How to complete this task: In the copy, include every record below exactly as it appears, but no pictures.

BEGIN

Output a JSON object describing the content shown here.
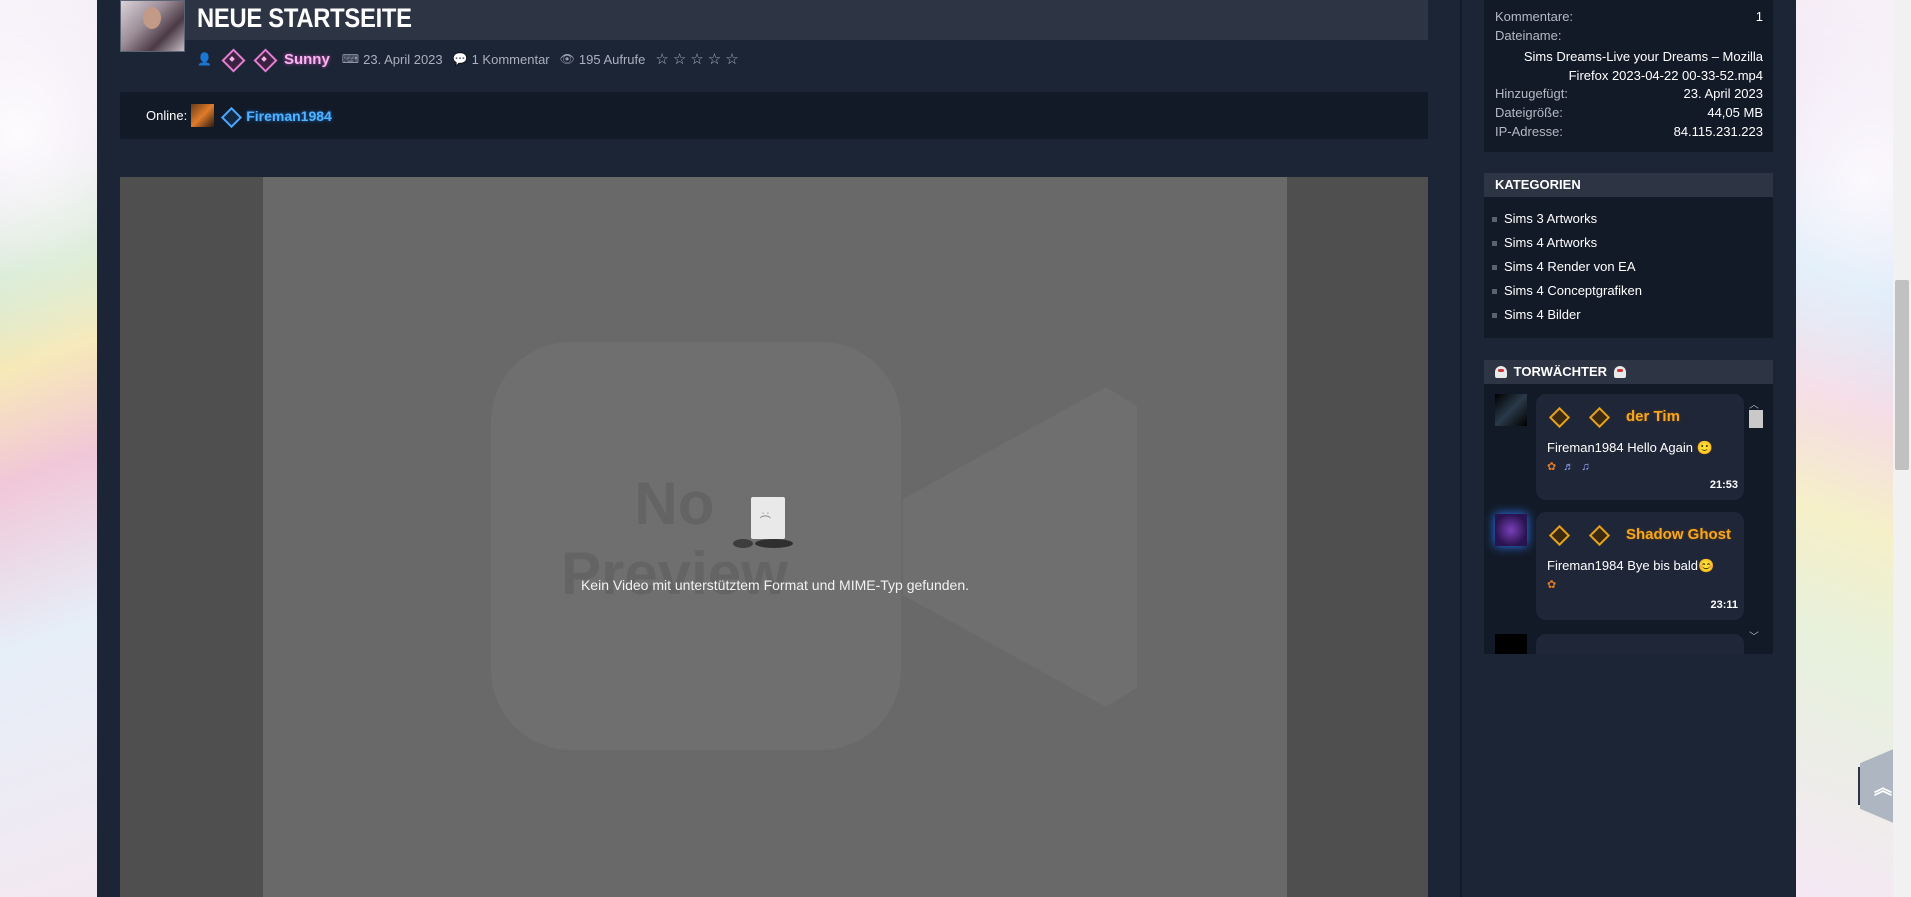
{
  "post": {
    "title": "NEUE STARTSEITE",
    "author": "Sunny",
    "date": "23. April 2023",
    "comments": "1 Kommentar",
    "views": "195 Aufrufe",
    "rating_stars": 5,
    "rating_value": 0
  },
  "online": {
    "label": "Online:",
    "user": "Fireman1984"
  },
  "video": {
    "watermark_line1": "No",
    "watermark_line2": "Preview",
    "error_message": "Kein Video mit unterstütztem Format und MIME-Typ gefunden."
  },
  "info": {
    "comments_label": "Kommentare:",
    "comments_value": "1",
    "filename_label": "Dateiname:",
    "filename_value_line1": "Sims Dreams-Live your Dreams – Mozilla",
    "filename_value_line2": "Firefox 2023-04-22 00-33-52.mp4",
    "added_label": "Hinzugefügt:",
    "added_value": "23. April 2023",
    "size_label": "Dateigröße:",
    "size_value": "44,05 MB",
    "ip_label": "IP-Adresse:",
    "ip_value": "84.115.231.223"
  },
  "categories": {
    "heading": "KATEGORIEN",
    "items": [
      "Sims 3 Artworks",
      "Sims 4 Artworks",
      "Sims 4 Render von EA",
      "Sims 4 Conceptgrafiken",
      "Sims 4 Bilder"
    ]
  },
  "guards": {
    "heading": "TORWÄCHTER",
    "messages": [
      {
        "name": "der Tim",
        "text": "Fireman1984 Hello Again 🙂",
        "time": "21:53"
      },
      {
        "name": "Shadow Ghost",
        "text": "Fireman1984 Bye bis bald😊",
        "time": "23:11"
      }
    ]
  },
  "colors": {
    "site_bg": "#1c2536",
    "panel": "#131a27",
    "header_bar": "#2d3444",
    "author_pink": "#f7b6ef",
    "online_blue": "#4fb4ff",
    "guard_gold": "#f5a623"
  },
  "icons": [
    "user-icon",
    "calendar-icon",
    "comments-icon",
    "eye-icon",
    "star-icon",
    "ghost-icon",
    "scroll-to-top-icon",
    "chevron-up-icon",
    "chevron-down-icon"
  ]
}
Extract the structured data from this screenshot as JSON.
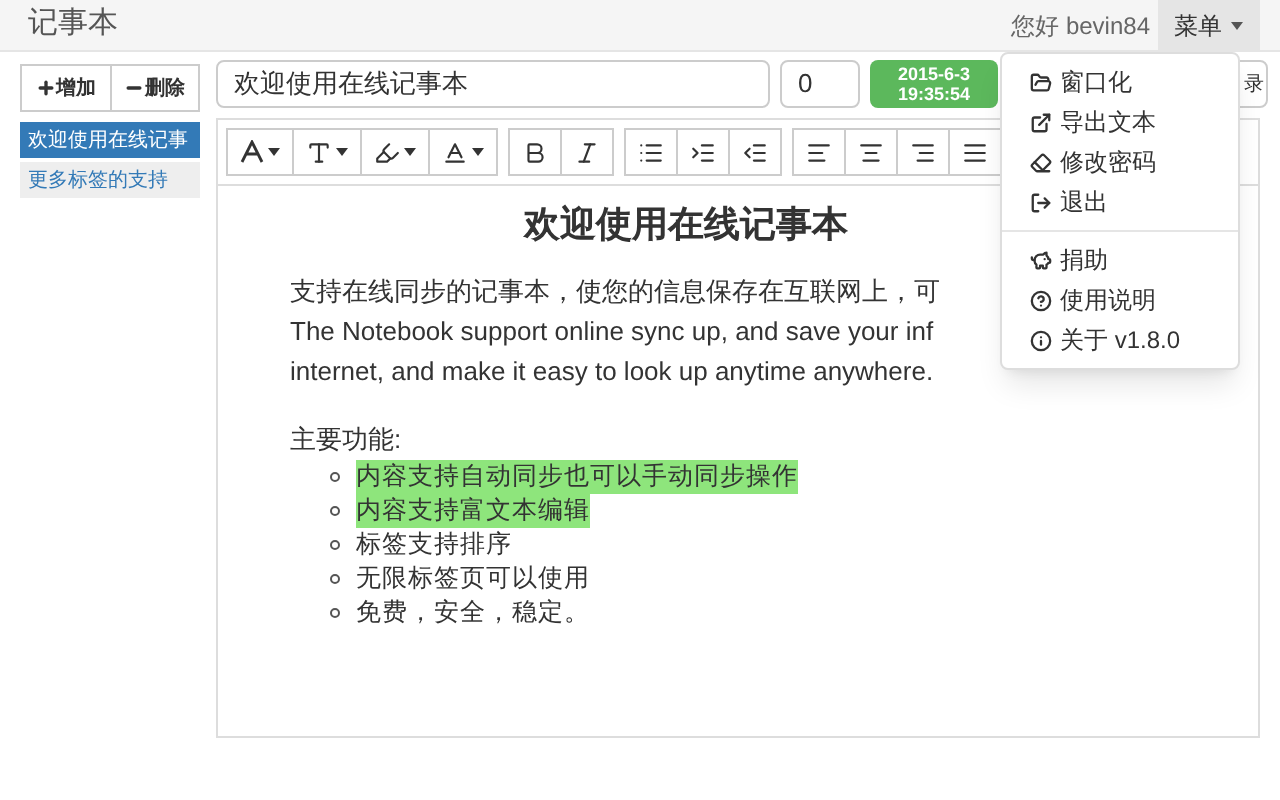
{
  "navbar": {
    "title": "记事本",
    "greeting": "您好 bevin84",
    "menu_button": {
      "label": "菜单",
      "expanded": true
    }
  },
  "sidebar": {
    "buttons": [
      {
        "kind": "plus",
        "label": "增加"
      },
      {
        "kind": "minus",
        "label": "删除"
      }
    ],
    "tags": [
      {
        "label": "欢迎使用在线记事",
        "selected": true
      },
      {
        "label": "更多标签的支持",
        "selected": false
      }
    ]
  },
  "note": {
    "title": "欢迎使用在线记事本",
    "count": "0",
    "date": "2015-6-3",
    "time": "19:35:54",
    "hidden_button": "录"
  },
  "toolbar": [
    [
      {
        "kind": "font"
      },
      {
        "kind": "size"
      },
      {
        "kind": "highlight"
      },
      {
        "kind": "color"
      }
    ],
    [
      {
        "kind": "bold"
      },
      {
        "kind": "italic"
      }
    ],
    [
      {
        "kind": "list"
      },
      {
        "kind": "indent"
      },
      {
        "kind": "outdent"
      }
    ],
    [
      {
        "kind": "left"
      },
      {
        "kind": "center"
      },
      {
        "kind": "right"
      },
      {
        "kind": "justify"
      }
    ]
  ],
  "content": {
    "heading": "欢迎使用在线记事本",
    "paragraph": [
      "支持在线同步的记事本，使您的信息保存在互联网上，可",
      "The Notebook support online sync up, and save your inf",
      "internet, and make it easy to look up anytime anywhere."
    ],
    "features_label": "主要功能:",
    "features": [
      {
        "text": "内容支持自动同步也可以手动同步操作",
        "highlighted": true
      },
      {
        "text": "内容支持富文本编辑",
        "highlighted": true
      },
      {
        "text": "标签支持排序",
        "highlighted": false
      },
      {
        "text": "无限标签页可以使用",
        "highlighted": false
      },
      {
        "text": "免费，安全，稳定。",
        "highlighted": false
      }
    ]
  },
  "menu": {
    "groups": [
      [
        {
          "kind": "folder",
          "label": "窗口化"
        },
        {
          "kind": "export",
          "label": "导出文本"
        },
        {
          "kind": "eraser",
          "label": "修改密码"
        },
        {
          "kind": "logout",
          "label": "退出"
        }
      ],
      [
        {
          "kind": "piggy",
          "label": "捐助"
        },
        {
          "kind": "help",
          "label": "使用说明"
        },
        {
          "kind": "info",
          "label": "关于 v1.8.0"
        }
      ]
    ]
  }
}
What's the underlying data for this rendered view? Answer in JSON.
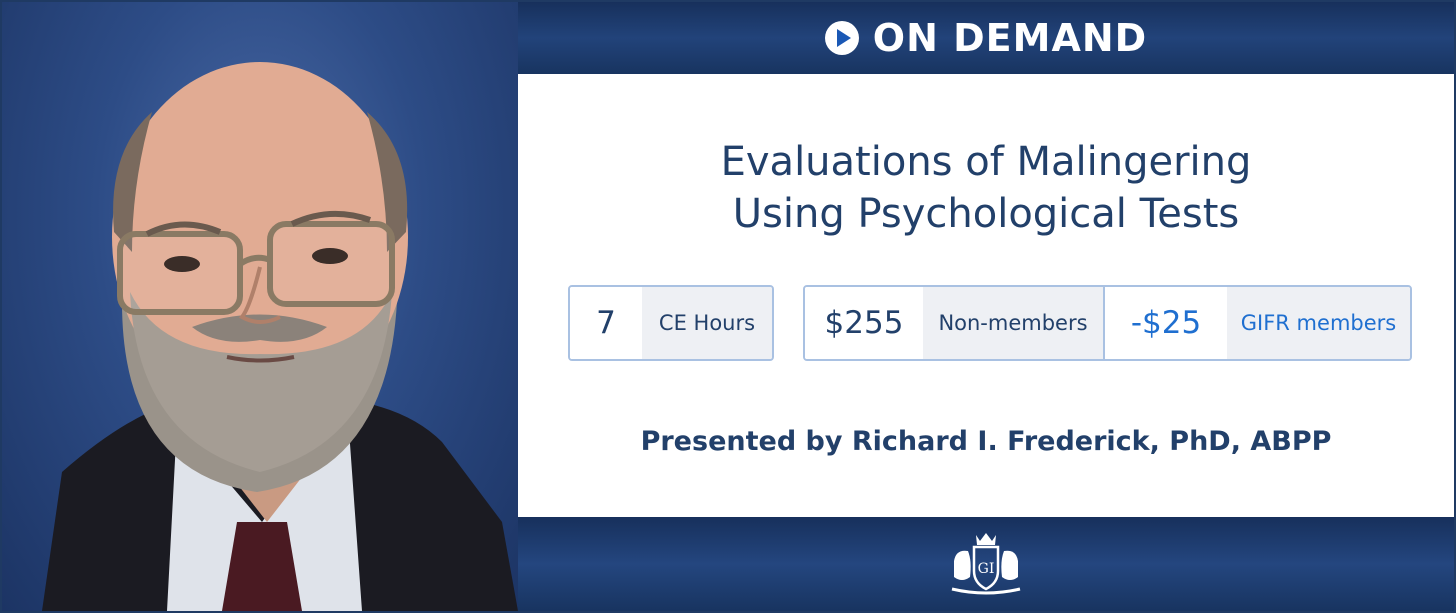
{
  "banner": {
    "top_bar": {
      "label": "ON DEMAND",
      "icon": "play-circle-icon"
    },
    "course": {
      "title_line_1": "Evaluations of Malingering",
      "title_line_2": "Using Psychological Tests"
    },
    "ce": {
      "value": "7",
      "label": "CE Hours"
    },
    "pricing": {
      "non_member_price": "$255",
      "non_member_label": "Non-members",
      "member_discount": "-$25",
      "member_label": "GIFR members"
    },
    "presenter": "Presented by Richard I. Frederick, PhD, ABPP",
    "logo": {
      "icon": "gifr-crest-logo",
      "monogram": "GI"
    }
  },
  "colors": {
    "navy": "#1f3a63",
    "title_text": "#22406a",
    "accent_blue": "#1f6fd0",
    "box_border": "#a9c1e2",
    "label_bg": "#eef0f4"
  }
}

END

Answer to this problem:
Output a JSON object describing the content shown here.
{
  "post": {
    "title": "NEUE STARTSEITE",
    "author": "Sunny",
    "date": "23. April 2023",
    "comments": "1 Kommentar",
    "views": "195 Aufrufe",
    "rating_stars": 5,
    "rating_value": 0
  },
  "online": {
    "label": "Online:",
    "user": "Fireman1984"
  },
  "video": {
    "watermark_line1": "No",
    "watermark_line2": "Preview",
    "error_message": "Kein Video mit unterstütztem Format und MIME-Typ gefunden."
  },
  "info": {
    "comments_label": "Kommentare:",
    "comments_value": "1",
    "filename_label": "Dateiname:",
    "filename_value_line1": "Sims Dreams-Live your Dreams – Mozilla",
    "filename_value_line2": "Firefox 2023-04-22 00-33-52.mp4",
    "added_label": "Hinzugefügt:",
    "added_value": "23. April 2023",
    "size_label": "Dateigröße:",
    "size_value": "44,05 MB",
    "ip_label": "IP-Adresse:",
    "ip_value": "84.115.231.223"
  },
  "categories": {
    "heading": "KATEGORIEN",
    "items": [
      "Sims 3 Artworks",
      "Sims 4 Artworks",
      "Sims 4 Render von EA",
      "Sims 4 Conceptgrafiken",
      "Sims 4 Bilder"
    ]
  },
  "guards": {
    "heading": "TORWÄCHTER",
    "messages": [
      {
        "name": "der Tim",
        "text": "Fireman1984 Hello Again 🙂",
        "time": "21:53"
      },
      {
        "name": "Shadow Ghost",
        "text": "Fireman1984 Bye bis bald😊",
        "time": "23:11"
      }
    ]
  },
  "colors": {
    "site_bg": "#1c2536",
    "panel": "#131a27",
    "header_bar": "#2d3444",
    "author_pink": "#f7b6ef",
    "online_blue": "#4fb4ff",
    "guard_gold": "#f5a623"
  },
  "icons": [
    "user-icon",
    "calendar-icon",
    "comments-icon",
    "eye-icon",
    "star-icon",
    "ghost-icon",
    "scroll-to-top-icon",
    "chevron-up-icon",
    "chevron-down-icon"
  ]
}
Extract the structured data from this screenshot as JSON.
{
  "navbar": {
    "title": "记事本",
    "greeting": "您好 bevin84",
    "menu_button": {
      "label": "菜单",
      "expanded": true
    }
  },
  "sidebar": {
    "buttons": [
      {
        "kind": "plus",
        "label": "增加"
      },
      {
        "kind": "minus",
        "label": "删除"
      }
    ],
    "tags": [
      {
        "label": "欢迎使用在线记事",
        "selected": true
      },
      {
        "label": "更多标签的支持",
        "selected": false
      }
    ]
  },
  "note": {
    "title": "欢迎使用在线记事本",
    "count": "0",
    "date": "2015-6-3",
    "time": "19:35:54",
    "hidden_button": "录"
  },
  "toolbar": [
    [
      {
        "kind": "font"
      },
      {
        "kind": "size"
      },
      {
        "kind": "highlight"
      },
      {
        "kind": "color"
      }
    ],
    [
      {
        "kind": "bold"
      },
      {
        "kind": "italic"
      }
    ],
    [
      {
        "kind": "list"
      },
      {
        "kind": "indent"
      },
      {
        "kind": "outdent"
      }
    ],
    [
      {
        "kind": "left"
      },
      {
        "kind": "center"
      },
      {
        "kind": "right"
      },
      {
        "kind": "justify"
      }
    ]
  ],
  "content": {
    "heading": "欢迎使用在线记事本",
    "paragraph": [
      "支持在线同步的记事本，使您的信息保存在互联网上，可",
      "The Notebook support online sync up, and save your inf",
      "internet, and make it easy to look up anytime anywhere."
    ],
    "features_label": "主要功能:",
    "features": [
      {
        "text": "内容支持自动同步也可以手动同步操作",
        "highlighted": true
      },
      {
        "text": "内容支持富文本编辑",
        "highlighted": true
      },
      {
        "text": "标签支持排序",
        "highlighted": false
      },
      {
        "text": "无限标签页可以使用",
        "highlighted": false
      },
      {
        "text": "免费，安全，稳定。",
        "highlighted": false
      }
    ]
  },
  "menu": {
    "groups": [
      [
        {
          "kind": "folder",
          "label": "窗口化"
        },
        {
          "kind": "export",
          "label": "导出文本"
        },
        {
          "kind": "eraser",
          "label": "修改密码"
        },
        {
          "kind": "logout",
          "label": "退出"
        }
      ],
      [
        {
          "kind": "piggy",
          "label": "捐助"
        },
        {
          "kind": "help",
          "label": "使用说明"
        },
        {
          "kind": "info",
          "label": "关于 v1.8.0"
        }
      ]
    ]
  }
}
What's the underlying data for this rendered view? Answer in JSON.
{
  "banner": {
    "top_bar": {
      "label": "ON DEMAND",
      "icon": "play-circle-icon"
    },
    "course": {
      "title_line_1": "Evaluations of Malingering",
      "title_line_2": "Using Psychological Tests"
    },
    "ce": {
      "value": "7",
      "label": "CE Hours"
    },
    "pricing": {
      "non_member_price": "$255",
      "non_member_label": "Non-members",
      "member_discount": "-$25",
      "member_label": "GIFR members"
    },
    "presenter": "Presented by Richard I. Frederick, PhD, ABPP",
    "logo": {
      "icon": "gifr-crest-logo",
      "monogram": "GI"
    }
  },
  "colors": {
    "navy": "#1f3a63",
    "title_text": "#22406a",
    "accent_blue": "#1f6fd0",
    "box_border": "#a9c1e2",
    "label_bg": "#eef0f4"
  }
}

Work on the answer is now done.